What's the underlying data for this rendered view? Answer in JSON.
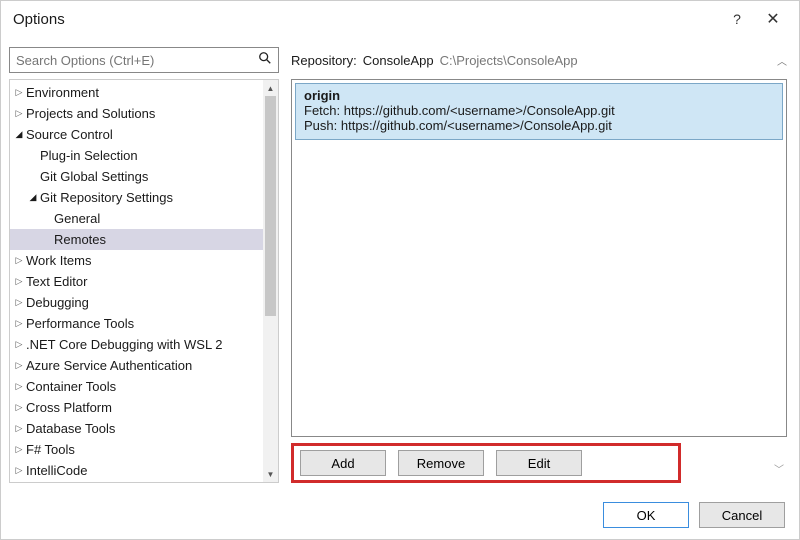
{
  "window": {
    "title": "Options",
    "help_label": "?",
    "close_label": "✕"
  },
  "search": {
    "placeholder": "Search Options (Ctrl+E)",
    "value": ""
  },
  "tree": {
    "env": "Environment",
    "proj": "Projects and Solutions",
    "scc": "Source Control",
    "scc_plugin": "Plug-in Selection",
    "scc_global": "Git Global Settings",
    "scc_repo": "Git Repository Settings",
    "scc_repo_general": "General",
    "scc_repo_remotes": "Remotes",
    "workitems": "Work Items",
    "texteditor": "Text Editor",
    "debugging": "Debugging",
    "perf": "Performance Tools",
    "wsl": ".NET Core Debugging with WSL 2",
    "azure": "Azure Service Authentication",
    "container": "Container Tools",
    "cross": "Cross Platform",
    "db": "Database Tools",
    "fsharp": "F# Tools",
    "intellicode": "IntelliCode"
  },
  "repo": {
    "label": "Repository:",
    "name": "ConsoleApp",
    "path": "C:\\Projects\\ConsoleApp"
  },
  "remote": {
    "name": "origin",
    "fetch_lbl": "Fetch:",
    "fetch_url": "https://github.com/<username>/ConsoleApp.git",
    "push_lbl": "Push:",
    "push_url": "https://github.com/<username>/ConsoleApp.git"
  },
  "buttons": {
    "add": "Add",
    "remove": "Remove",
    "edit": "Edit",
    "ok": "OK",
    "cancel": "Cancel"
  }
}
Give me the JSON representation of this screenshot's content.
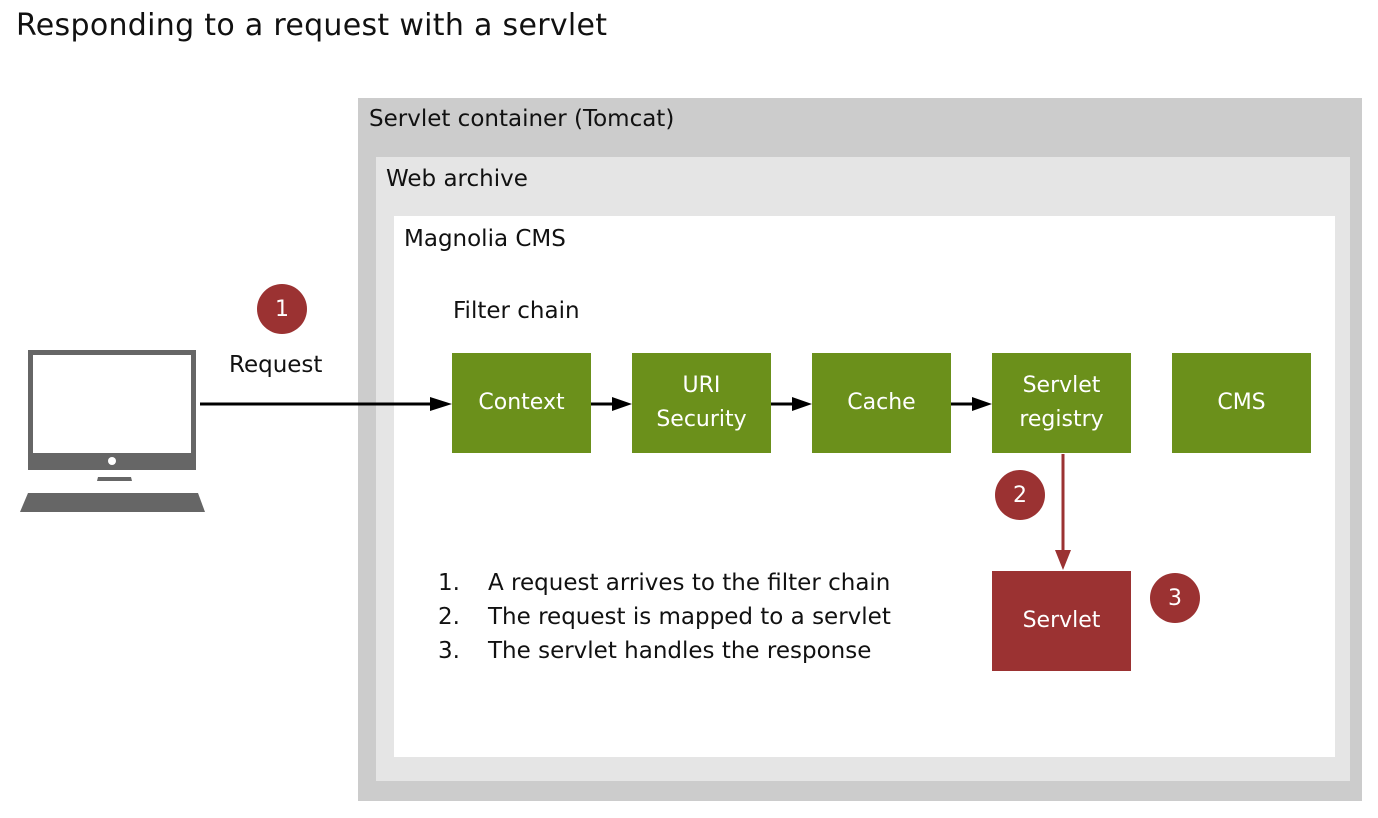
{
  "title": "Responding to a request with a servlet",
  "containers": {
    "servlet_container": "Servlet container (Tomcat)",
    "web_archive": "Web archive",
    "magnolia": "Magnolia CMS"
  },
  "filter_chain_label": "Filter chain",
  "request_label": "Request",
  "filters": [
    {
      "label": "Context"
    },
    {
      "label": "URI\nSecurity"
    },
    {
      "label": "Cache"
    },
    {
      "label": "Servlet\nregistry"
    },
    {
      "label": "CMS"
    }
  ],
  "servlet_box": "Servlet",
  "badges": [
    "1",
    "2",
    "3"
  ],
  "steps": [
    {
      "num": "1.",
      "text": "A request arrives to the filter chain"
    },
    {
      "num": "2.",
      "text": "The request is mapped to a servlet"
    },
    {
      "num": "3.",
      "text": "The servlet handles the response"
    }
  ],
  "colors": {
    "filter_green": "#6b901b",
    "servlet_red": "#9b3232",
    "outer_gray": "#cccccc",
    "archive_gray": "#e5e5e5",
    "computer_gray": "#666666"
  }
}
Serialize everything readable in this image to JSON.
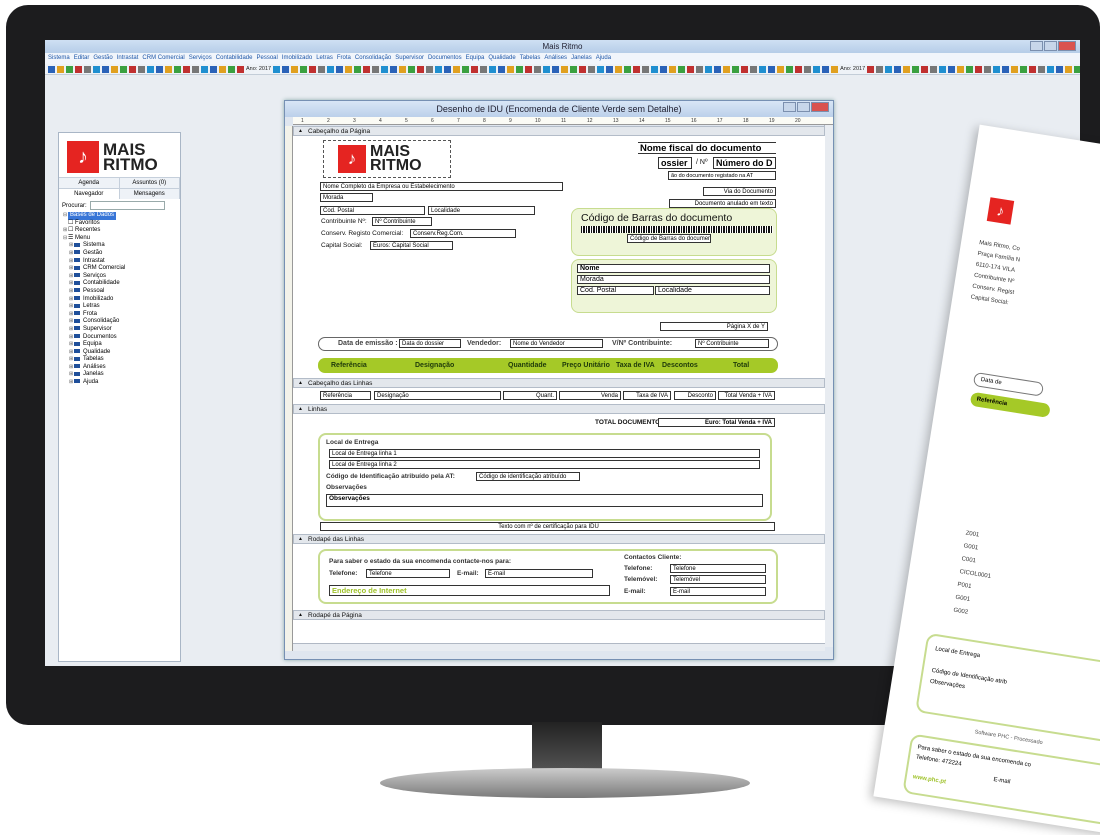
{
  "app": {
    "title": "Mais Ritmo"
  },
  "menu": [
    "Sistema",
    "Editar",
    "Gestão",
    "Intrastat",
    "CRM Comercial",
    "Serviços",
    "Contabilidade",
    "Pessoal",
    "Imobilizado",
    "Letras",
    "Frota",
    "Consolidação",
    "Supervisor",
    "Documentos",
    "Equipa",
    "Qualidade",
    "Tabelas",
    "Análises",
    "Janelas",
    "Ajuda"
  ],
  "toolbar": {
    "year1": "Ano: 2017",
    "year2": "Ano: 2017"
  },
  "left": {
    "logo_line1": "MAIS",
    "logo_line2": "RITMO",
    "tab_agenda": "Agenda",
    "tab_assuntos": "Assuntos (0)",
    "tab_navegador": "Navegador",
    "tab_mensagens": "Mensagens",
    "search_label": "Procurar:",
    "tree_root": "Bases de Dados",
    "tree_fav": "Favoritos",
    "tree_rec": "Recentes",
    "tree_menu": "Menu",
    "items": [
      "Sistema",
      "Gestão",
      "Intrastat",
      "CRM Comercial",
      "Serviços",
      "Contabilidade",
      "Pessoal",
      "Imobilizado",
      "Letras",
      "Frota",
      "Consolidação",
      "Supervisor",
      "Documentos",
      "Equipa",
      "Qualidade",
      "Tabelas",
      "Análises",
      "Janelas",
      "Ajuda"
    ]
  },
  "doc": {
    "title": "Desenho de IDU (Encomenda de Cliente Verde sem Detalhe)",
    "ruler": [
      "1",
      "2",
      "3",
      "4",
      "5",
      "6",
      "7",
      "8",
      "9",
      "10",
      "11",
      "12",
      "13",
      "14",
      "15",
      "16",
      "17",
      "18",
      "19",
      "20"
    ],
    "sec1": "Cabeçalho da Página",
    "sec2": "Cabeçalho das Linhas",
    "sec3": "Linhas",
    "sec4": "Rodapé das Linhas",
    "sec5": "Rodapé da Página",
    "logo1": "MAIS",
    "logo2": "RITMO",
    "nome_fiscal": "Nome fiscal do documento",
    "ossier": "ossier",
    "num_sep": "/ Nº",
    "numero": "Número do D",
    "registado": "ão do documento registado na AT",
    "via": "Via do Documento",
    "anulado": "Documento anulado em texto",
    "empresa": "Nome Completo da Empresa ou Estabelecimento",
    "morada": "Morada",
    "cod_postal": "Cod. Postal",
    "localidade": "Localidade",
    "contrib_lbl": "Contribuinte Nº:",
    "contrib_val": "Nº Contribuinte",
    "conserv_lbl": "Conserv. Registo Comercial:",
    "conserv_val": "Conserv.Reg.Com.",
    "capital_lbl": "Capital Social:",
    "capital_val": "Euros: Capital Social",
    "barcode_title": "Código de Barras do documento",
    "barcode_lbl": "Código de Barras do documento",
    "cli_nome": "Nome",
    "cli_morada": "Morada",
    "cli_cp": "Cod. Postal",
    "cli_loc": "Localidade",
    "pagina": "Página X de Y",
    "emissao_lbl": "Data de emissão :",
    "emissao_val": "Data do dossier",
    "vend_lbl": "Vendedor:",
    "vend_val": "Nome do Vendedor",
    "vn_lbl": "V/Nº Contribuinte:",
    "vn_val": "Nº Contribuinte",
    "cols": [
      "Referência",
      "Designação",
      "Quantidade",
      "Preço Unitário",
      "Taxa de IVA",
      "Descontos",
      "Total"
    ],
    "line_fields": [
      "Referência",
      "Designação",
      "Quant.",
      "Venda",
      "Taxa de IVA",
      "Desconto",
      "Total Venda + IVA"
    ],
    "total_lbl": "TOTAL DOCUMENTO",
    "total_val": "Euro: Total Venda + IVA",
    "local_entrega": "Local de Entrega",
    "le1": "Local de Entrega linha 1",
    "le2": "Local de Entrega linha 2",
    "codigo_lbl": "Código de Identificação atribuído pela AT:",
    "codigo_val": "Código de identificação atribuído",
    "obs_lbl": "Observações",
    "obs_val": "Observações",
    "cert": "Texto com nº de certificação para IDU",
    "saber": "Para saber o estado da sua encomenda contacte-nos para:",
    "tel_lbl": "Telefone:",
    "tel_val": "Telefone",
    "email_lbl": "E-mail:",
    "email_val": "E-mail",
    "endereco": "Endereço de Internet",
    "contactos": "Contactos Cliente:",
    "c_tel_lbl": "Telefone:",
    "c_tel_val": "Telefone",
    "c_tm_lbl": "Telemóvel:",
    "c_tm_val": "Telemóvel",
    "c_em_lbl": "E-mail:",
    "c_em_val": "E-mail"
  },
  "paper": {
    "l1": "Mais Ritmo, Co",
    "l2": "Praça Família N",
    "l3": "6110-174 VILA",
    "l4": "Contribuinte Nº",
    "l5": "Conserv. Regist",
    "l6": "Capital Social:",
    "data": "Data de",
    "ref": "Referência",
    "c1": "Z001",
    "c2": "G001",
    "c3": "C001",
    "c4": "CICOL0001",
    "c5": "P001",
    "c6": "G001",
    "c7": "G002",
    "local": "Local de Entrega",
    "codigo": "Código de Identificação atrib",
    "obs": "Observações",
    "software": "Software PHC - Processado",
    "saber": "Para saber o estado da sua encomenda co",
    "tel": "Telefone: 472224",
    "email": "E-mail",
    "web": "www.phc.pt"
  },
  "colors": {
    "green_bar": "#a5c927",
    "green_fill": "#eef5d8",
    "logo_red": "#e52421"
  }
}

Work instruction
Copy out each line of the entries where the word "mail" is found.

Written response
    "email_lbl": "E-mail:",
    "email_val": "E-mail",
    "c_em_lbl": "E-mail:",
    "c_em_val": "E-mail"
    "email": "E-mail",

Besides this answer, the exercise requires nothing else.